Problem requirements: For each line of the data below that contains "Pavani", return that line.

START Input data

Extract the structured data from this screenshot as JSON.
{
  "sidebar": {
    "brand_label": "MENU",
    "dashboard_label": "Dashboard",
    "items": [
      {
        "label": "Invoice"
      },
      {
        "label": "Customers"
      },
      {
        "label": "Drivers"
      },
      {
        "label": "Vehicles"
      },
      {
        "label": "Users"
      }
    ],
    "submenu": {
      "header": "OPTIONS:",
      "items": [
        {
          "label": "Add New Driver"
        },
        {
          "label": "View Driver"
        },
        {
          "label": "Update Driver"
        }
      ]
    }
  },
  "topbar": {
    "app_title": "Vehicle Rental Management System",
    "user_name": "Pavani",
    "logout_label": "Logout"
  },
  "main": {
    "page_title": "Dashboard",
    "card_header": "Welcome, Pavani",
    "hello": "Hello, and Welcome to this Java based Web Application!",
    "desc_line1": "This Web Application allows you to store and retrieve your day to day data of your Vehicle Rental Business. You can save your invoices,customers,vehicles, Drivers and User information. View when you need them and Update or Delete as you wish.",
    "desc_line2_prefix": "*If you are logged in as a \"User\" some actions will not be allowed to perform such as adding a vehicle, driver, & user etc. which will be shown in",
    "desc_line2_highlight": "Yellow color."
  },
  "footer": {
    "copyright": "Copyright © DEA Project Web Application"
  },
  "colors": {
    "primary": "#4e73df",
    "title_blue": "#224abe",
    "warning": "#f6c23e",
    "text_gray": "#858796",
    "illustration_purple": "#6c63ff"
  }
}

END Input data

Answer section:
    "user_name": "Pavani",
    "card_header": "Welcome, Pavani",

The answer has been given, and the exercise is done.